Every line of the entries below that carries the string "Constraints" should be copied.

====== Supplied data

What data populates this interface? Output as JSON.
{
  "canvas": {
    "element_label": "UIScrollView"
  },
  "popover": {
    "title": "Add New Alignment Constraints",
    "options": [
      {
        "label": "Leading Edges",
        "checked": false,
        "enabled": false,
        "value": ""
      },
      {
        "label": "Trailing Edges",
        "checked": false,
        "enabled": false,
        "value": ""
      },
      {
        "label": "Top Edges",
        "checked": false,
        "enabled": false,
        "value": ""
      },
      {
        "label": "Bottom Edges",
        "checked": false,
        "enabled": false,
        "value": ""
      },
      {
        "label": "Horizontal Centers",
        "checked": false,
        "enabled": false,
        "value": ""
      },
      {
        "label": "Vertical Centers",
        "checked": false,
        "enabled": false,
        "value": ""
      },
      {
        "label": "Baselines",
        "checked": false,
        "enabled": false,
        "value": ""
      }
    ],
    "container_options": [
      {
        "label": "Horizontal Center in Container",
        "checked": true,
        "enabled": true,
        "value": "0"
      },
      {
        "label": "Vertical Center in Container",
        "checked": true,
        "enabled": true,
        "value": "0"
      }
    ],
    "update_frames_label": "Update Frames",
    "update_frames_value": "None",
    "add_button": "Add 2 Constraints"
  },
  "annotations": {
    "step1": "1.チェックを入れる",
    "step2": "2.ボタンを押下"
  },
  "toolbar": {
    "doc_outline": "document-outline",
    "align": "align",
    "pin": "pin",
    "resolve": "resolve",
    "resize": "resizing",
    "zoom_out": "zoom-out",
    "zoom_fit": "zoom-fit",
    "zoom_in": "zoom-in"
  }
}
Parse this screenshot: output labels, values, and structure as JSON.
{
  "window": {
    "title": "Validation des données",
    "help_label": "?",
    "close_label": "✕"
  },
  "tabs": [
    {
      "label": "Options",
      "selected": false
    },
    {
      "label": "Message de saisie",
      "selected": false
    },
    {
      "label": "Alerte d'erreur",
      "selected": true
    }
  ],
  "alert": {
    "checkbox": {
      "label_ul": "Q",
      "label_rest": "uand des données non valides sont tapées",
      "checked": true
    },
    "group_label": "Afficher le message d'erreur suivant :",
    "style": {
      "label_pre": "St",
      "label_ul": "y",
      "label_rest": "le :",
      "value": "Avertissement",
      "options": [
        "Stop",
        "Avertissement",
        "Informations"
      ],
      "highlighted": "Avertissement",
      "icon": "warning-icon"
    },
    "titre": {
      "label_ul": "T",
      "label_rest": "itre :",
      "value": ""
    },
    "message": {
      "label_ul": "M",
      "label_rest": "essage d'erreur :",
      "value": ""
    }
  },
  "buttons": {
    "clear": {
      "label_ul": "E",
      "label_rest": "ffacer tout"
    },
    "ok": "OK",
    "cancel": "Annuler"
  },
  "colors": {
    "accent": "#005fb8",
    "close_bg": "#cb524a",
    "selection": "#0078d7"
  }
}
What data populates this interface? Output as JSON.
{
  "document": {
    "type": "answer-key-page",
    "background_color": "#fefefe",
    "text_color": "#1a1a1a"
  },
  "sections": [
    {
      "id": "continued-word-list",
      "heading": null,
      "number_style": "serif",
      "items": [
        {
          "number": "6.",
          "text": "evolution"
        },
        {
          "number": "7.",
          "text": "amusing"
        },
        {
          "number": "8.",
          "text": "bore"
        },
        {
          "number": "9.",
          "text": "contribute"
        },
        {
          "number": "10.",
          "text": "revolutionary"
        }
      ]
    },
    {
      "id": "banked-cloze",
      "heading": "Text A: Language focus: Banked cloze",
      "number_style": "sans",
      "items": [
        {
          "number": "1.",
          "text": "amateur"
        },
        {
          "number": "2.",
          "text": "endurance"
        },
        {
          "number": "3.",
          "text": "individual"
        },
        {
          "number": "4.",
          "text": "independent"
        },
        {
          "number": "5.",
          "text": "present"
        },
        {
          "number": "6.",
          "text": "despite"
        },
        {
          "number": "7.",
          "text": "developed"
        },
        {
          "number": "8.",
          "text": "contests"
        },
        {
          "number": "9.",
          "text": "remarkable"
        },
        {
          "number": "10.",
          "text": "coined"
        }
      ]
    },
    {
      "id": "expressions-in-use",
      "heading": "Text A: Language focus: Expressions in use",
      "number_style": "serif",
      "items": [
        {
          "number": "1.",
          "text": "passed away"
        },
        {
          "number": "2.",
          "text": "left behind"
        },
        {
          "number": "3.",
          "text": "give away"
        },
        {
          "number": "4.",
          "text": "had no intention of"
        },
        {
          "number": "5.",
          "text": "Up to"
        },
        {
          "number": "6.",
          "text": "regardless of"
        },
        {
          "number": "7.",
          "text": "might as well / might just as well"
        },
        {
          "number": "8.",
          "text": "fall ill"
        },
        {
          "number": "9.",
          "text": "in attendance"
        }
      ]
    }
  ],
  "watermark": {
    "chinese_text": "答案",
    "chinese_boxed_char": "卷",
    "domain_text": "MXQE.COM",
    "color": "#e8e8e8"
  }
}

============

- Finished exercise
    "title": "Add New Alignment Constraints",
    "add_button": "Add 2 Constraints"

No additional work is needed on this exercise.